We’re invited to make small changes that will lead to bigger changes in our lives and our world. As more people change and work together, the world changes in profound ways.

On earth, as in heaven.

From the ashes, may we experience a rebirth of God’s peace, love, and justice in the world. May the dusty reminder of life’s preciousness inspire us to use it more gratefully, generously and sacrificially.

May new life grow from the ashes. May new love emerge from the dust yet again. 

Living in the dustbin


I hate dusting. The process seems so useless because dust immediately returns. Why is there so much dust? What’s in that stuff anyway?


I did some research and got disturbing answers, including enlarged photos of dust mites that can’t be unseen. I also got a surprise. Turns out that much of that dust in my house is … me.


Our bodies shed skin cells as new ones take their place. Each of us is like the Pig-Pen character in “Peanuts,” leaving dustiness wherever we go. We tend to think that someday we’ll turn into a pile of dust, but the process is already in motion.


There’s a lot of us in the dust.


Some people are celebrating Ash Wednesday today, a necessary reminder that this phase of life is short and precious and must be fully appreciated. Ashes symbolize how our bodies will return fully to their elemental state someday.


But the turn-to-dust process has already begun, and so has the rebirthing part. We’re already dust, and we’re already reborn. The process is hard-wired into everyone and everything.


It’s how it all works.


A poetic story in Scripture reminds that we’re formed from the dust of earth and thus bound intimately to all creation. Science takes it one step further, detailing how in our elemental form we’re made of the same stuff as everything in the universe.


Yes, we’re both earth dust and star dust. And everything follows a path of endless transformation, which is a very cool thing even if we sometimes wish it were otherwise.


Earth dust and star dust

Death is a necessary ingredient in the process. Without it, nothing new could appear. New life is created out of the space created when something else is let go.


All things are continuously made new, including us.


Faith itself is about daily transformation, shedding old ways and replacing them with new. As the saying goes, old wineskins must be discarded. If we cling to the old, we’ll watch it turn to dust in our hands.


As Nadia Bolz-Weber puts it, “Almost always when I experience God, it comes in the form of some kind of death and resurrection. … It’s about spiritual physics. Something has to die for something new to live.”


When we recognize the spiritual physics at work — the intimacy between death and rebirth — we worry a little less about future burial and focus more on nurturing the life being reborn within us and around us.


All things new

Spirituality is about embracing the daily transformation. “Dying to self” involves gradually letting go of selfishness, fear, prejudice, judgment, insecurity, ego – anything that prevents us from loving more deeply and inclusively.

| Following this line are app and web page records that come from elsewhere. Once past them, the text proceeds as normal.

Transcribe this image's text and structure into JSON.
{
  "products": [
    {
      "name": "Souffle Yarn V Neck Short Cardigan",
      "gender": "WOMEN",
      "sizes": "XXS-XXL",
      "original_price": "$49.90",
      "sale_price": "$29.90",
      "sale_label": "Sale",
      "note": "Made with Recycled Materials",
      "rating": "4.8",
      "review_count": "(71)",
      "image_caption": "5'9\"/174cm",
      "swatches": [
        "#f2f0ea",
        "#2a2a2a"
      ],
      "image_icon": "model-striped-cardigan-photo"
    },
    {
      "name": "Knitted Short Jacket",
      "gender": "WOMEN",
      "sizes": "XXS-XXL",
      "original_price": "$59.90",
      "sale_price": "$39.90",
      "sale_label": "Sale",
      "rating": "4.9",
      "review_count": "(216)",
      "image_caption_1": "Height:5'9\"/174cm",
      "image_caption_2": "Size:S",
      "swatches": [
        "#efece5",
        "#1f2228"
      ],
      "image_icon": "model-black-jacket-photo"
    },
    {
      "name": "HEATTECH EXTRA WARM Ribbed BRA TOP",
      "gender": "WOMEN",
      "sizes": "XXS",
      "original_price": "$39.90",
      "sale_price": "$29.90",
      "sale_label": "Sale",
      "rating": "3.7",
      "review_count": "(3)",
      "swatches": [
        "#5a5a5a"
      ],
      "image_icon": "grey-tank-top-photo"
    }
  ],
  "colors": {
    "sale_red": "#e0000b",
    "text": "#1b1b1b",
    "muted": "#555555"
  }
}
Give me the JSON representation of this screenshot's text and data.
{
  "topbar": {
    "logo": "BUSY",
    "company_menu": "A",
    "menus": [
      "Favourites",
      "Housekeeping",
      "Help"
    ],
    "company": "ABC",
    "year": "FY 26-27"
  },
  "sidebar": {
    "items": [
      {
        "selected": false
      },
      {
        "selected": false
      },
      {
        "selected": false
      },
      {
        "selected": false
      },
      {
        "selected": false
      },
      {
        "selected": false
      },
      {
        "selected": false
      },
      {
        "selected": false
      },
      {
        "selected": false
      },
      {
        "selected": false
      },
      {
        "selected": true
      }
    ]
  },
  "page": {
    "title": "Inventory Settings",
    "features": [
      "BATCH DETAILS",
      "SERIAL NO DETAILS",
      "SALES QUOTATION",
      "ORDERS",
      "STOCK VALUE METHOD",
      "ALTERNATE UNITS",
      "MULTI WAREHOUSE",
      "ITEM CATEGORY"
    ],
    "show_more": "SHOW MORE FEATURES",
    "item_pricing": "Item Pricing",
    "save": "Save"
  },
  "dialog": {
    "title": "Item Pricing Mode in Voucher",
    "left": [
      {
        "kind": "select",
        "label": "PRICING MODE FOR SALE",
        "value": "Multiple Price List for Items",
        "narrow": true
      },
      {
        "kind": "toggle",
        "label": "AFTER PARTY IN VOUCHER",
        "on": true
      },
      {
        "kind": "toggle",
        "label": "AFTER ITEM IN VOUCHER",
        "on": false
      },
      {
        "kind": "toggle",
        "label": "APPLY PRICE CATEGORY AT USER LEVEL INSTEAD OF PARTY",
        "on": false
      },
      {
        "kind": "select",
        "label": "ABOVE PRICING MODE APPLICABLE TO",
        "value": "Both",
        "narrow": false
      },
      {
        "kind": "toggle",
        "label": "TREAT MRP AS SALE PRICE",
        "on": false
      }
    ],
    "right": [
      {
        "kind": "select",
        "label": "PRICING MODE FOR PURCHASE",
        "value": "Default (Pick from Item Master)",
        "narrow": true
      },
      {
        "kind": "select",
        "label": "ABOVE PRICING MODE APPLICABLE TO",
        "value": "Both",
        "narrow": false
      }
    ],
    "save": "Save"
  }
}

Our spiritual exfoliation creates room for compassion and empathy and joy and hope and healing. We become more invested in transforming ourselves and our world.


This process also works on our collective level. We see it unfolding in our society right now.


A culture that has for so long reserved power and privilege for a certain caste — white, wealthy, male, straight, Christian — is being shed, bit by bit, to create space for something new. Some church people are trying to provide life support, but it’s futile. To borrow an expression from Martin Luther King, Jr., such religion is dry as dust and ready for burial.


Leave the dead to bury the dead. God is working among the living. Put our focus there. Pay attention to the new life poking up from the ashes. Nurture it, celebrate it and grow it.


And feel free to skip the dusting chore if you wish. Consider it a sign of respect. After all, that dust gathered on our shelves and tabletops is you and me.


Well, OK, maybe dust once in a while. Those enlarged photos of dust mites are really disgusting.